The battle has now been fully joined, with proponents and opponents of FCC action on net neutrality each seeing vindication of their position in the dispute.
I see a more mundane dynamic at work. To me it feels more like Level 3 made a bad deal with Netflix to win the business away from Akamai and Limelight and is now panicking over how to make the numbers work. It must have come in at a pretty aggressive price for the CDN-service portion of the deal to get Netflix to consolidate all of its business with a single vendor. Typically, content providers like to spread their CDN business over at least two vendors, in case peaks in demand overwhelm their main CDN’s network and to keep everyone honest by playing vendors off against each other.
Level 3 also agreed to assume the full cost of storing Netflix’s entire streaming library. As I noted in a previous post, that’s a very nice deal point for Netflix, but for Level 3, not so much. Basically, it’s a big fixed cost against the Netflix deal that CDN’s do not typically take on and that will change the way the numbers work internally — not in a good way — for Level 3
The simplest explanation for what’s going on here is that Level 3 backed into a number for its deal with Netflix based on certain assumptions about what its own costs would be to deliver all of the services it promised, and is now discovering those assumptions were wrong. So now it’s looking for leverage with Comcast to try to get those costs back in line with its assumptions by invoking net neutrality.
The tell here is that Netflix has been silent about the dispute, at least publicly.
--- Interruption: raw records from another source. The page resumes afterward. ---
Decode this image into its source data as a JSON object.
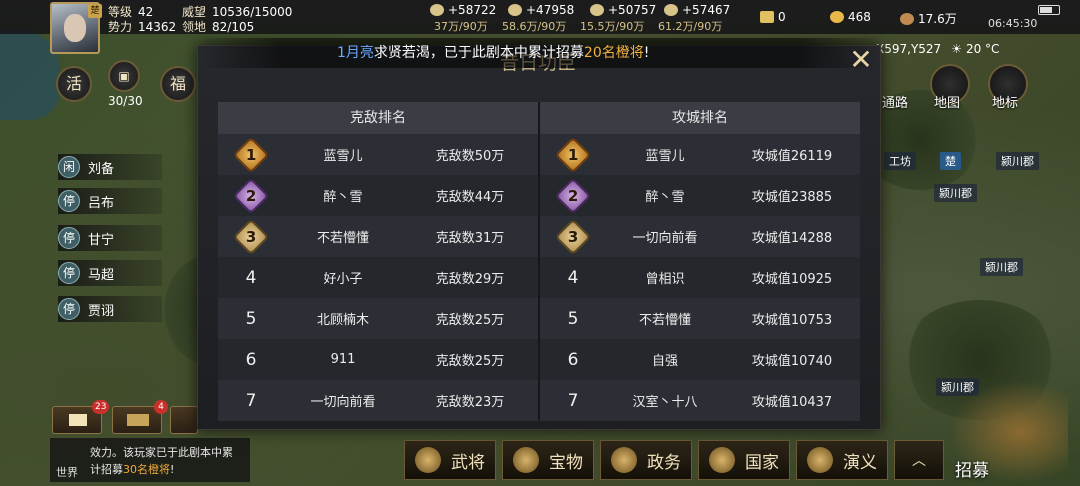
{
  "player": {
    "level_label": "等级",
    "level": "42",
    "power_label": "势力",
    "power": "14362",
    "prestige_label": "威望",
    "prestige": "10536/15000",
    "territory_label": "领地",
    "territory": "82/105",
    "avatar_badge": "楚"
  },
  "resources": [
    {
      "value": "+58722",
      "sub": "37万/90万"
    },
    {
      "value": "+47958",
      "sub": "58.6万/90万"
    },
    {
      "value": "+50757",
      "sub": "15.5万/90万"
    },
    {
      "value": "+57467",
      "sub": "61.2万/90万"
    }
  ],
  "currency": {
    "gold_bar": "0",
    "coins": "468",
    "copper": "17.6万"
  },
  "clock": "06:45:30",
  "left_buttons": {
    "huo": "活",
    "fu": "福",
    "count": "30/30"
  },
  "heroes": [
    {
      "tag": "闲",
      "name": "刘备"
    },
    {
      "tag": "停",
      "name": "吕布"
    },
    {
      "tag": "停",
      "name": "甘宁"
    },
    {
      "tag": "停",
      "name": "马超"
    },
    {
      "tag": "停",
      "name": "贾诩"
    }
  ],
  "right_panel": {
    "coords": "X597,Y527",
    "weather": "20 °C",
    "road_label": "通路",
    "map_label": "地图",
    "marker_label": "地标"
  },
  "map_labels": {
    "workshop": "工坊",
    "yingchuan1": "颍川郡",
    "yingchuan2": "颍川郡",
    "yingchuan3": "颍川郡",
    "yingchuan4": "颍川郡",
    "chu": "楚"
  },
  "notifications": {
    "mail_count": "23",
    "second_count": "4"
  },
  "chat": {
    "channel": "世界",
    "line1": "效力。该玩家已于此剧本中累",
    "line2_a": "计招募",
    "line2_hl": "30名橙将",
    "line2_b": "!"
  },
  "bottom_tabs": [
    "武将",
    "宝物",
    "政务",
    "国家",
    "演义"
  ],
  "recruit_label": "招募",
  "ticker": {
    "blue": "1月亮",
    "a": "求贤若渴，已于此剧本中累计招募",
    "gold": "20名橙将",
    "b": "!"
  },
  "modal": {
    "title": "昔日功臣",
    "close": "✕",
    "left_header": "克敌排名",
    "right_header": "攻城排名",
    "left_rows": [
      {
        "rank": "1",
        "name": "蓝雪儿",
        "value": "克敌数50万"
      },
      {
        "rank": "2",
        "name": "醉丶雪",
        "value": "克敌数44万"
      },
      {
        "rank": "3",
        "name": "不若懵懂",
        "value": "克敌数31万"
      },
      {
        "rank": "4",
        "name": "好小子",
        "value": "克敌数29万"
      },
      {
        "rank": "5",
        "name": "北顾楠木",
        "value": "克敌数25万"
      },
      {
        "rank": "6",
        "name": "911",
        "value": "克敌数25万"
      },
      {
        "rank": "7",
        "name": "一切向前看",
        "value": "克敌数23万"
      }
    ],
    "right_rows": [
      {
        "rank": "1",
        "name": "蓝雪儿",
        "value": "攻城值26119"
      },
      {
        "rank": "2",
        "name": "醉丶雪",
        "value": "攻城值23885"
      },
      {
        "rank": "3",
        "name": "一切向前看",
        "value": "攻城值14288"
      },
      {
        "rank": "4",
        "name": "曾相识",
        "value": "攻城值10925"
      },
      {
        "rank": "5",
        "name": "不若懵懂",
        "value": "攻城值10753"
      },
      {
        "rank": "6",
        "name": "自强",
        "value": "攻城值10740"
      },
      {
        "rank": "7",
        "name": "汉室丶十八",
        "value": "攻城值10437"
      }
    ]
  }
}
If Netflix truly believed its streaming business were being threatened by Comcast for strategic reasons (as opposed to a simple price dispute), it, too, would be shouting from the roof tops about net neutrality and the perfidy of Comcast.
This sentence from Level 3’s own press release also tells you Netflix did not have its back in its dispute with Comcast:
“On November 22, after being informed by Comcast that its demand for payment was ‘take it or leave it,’ Level 3 agreed to the terms, under protest, in order to ensure customers did not experience any disruptions.
If Netflix believed this was really a net neutrality issue, it would have had Level 3’s back. Instead, Netflix appears to have told Level 3 that any problem it was having getting a deal done with Comcast was Level 3’s problem, which forced Level 3 to cave.